__MATERIALS PROVIDED__
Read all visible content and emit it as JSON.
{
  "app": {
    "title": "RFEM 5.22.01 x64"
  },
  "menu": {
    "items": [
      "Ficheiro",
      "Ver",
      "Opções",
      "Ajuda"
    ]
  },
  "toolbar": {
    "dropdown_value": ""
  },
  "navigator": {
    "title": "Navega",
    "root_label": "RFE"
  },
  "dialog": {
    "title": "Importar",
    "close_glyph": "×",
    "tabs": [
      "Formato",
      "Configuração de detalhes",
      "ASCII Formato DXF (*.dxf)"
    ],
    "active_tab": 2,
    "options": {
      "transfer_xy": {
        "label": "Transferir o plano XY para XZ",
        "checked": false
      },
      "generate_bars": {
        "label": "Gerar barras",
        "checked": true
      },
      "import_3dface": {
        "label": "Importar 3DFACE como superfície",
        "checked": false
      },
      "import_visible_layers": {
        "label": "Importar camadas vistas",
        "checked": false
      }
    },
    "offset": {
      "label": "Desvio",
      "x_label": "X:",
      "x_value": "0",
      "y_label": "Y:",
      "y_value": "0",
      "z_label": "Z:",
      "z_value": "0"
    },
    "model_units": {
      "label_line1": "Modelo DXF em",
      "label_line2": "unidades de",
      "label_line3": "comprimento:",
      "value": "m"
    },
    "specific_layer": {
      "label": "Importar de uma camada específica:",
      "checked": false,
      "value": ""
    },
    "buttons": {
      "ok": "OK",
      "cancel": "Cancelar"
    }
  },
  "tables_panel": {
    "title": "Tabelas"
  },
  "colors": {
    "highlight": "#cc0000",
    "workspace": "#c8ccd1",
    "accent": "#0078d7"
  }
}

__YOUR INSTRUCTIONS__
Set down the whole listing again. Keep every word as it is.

__RESULT__
Read all visible content and emit it as JSON.
{
  "app": {
    "title": "RFEM 5.22.01 x64"
  },
  "menu": {
    "items": [
      "Ficheiro",
      "Ver",
      "Opções",
      "Ajuda"
    ]
  },
  "toolbar": {
    "dropdown_value": ""
  },
  "navigator": {
    "title": "Navega",
    "root_label": "RFE"
  },
  "dialog": {
    "title": "Importar",
    "close_glyph": "×",
    "tabs": [
      "Formato",
      "Configuração de detalhes",
      "ASCII Formato DXF (*.dxf)"
    ],
    "active_tab": 2,
    "options": {
      "transfer_xy": {
        "label": "Transferir o plano XY para XZ",
        "checked": false
      },
      "generate_bars": {
        "label": "Gerar barras",
        "checked": true
      },
      "import_3dface": {
        "label": "Importar 3DFACE como superfície",
        "checked": false
      },
      "import_visible_layers": {
        "label": "Importar camadas vistas",
        "checked": false
      }
    },
    "offset": {
      "label": "Desvio",
      "x_label": "X:",
      "x_value": "0",
      "y_label": "Y:",
      "y_value": "0",
      "z_label": "Z:",
      "z_value": "0"
    },
    "model_units": {
      "label_line1": "Modelo DXF em",
      "label_line2": "unidades de",
      "label_line3": "comprimento:",
      "value": "m"
    },
    "specific_layer": {
      "label": "Importar de uma camada específica:",
      "checked": false,
      "value": ""
    },
    "buttons": {
      "ok": "OK",
      "cancel": "Cancelar"
    }
  },
  "tables_panel": {
    "title": "Tabelas"
  },
  "colors": {
    "highlight": "#cc0000",
    "workspace": "#c8ccd1",
    "accent": "#0078d7"
  }
}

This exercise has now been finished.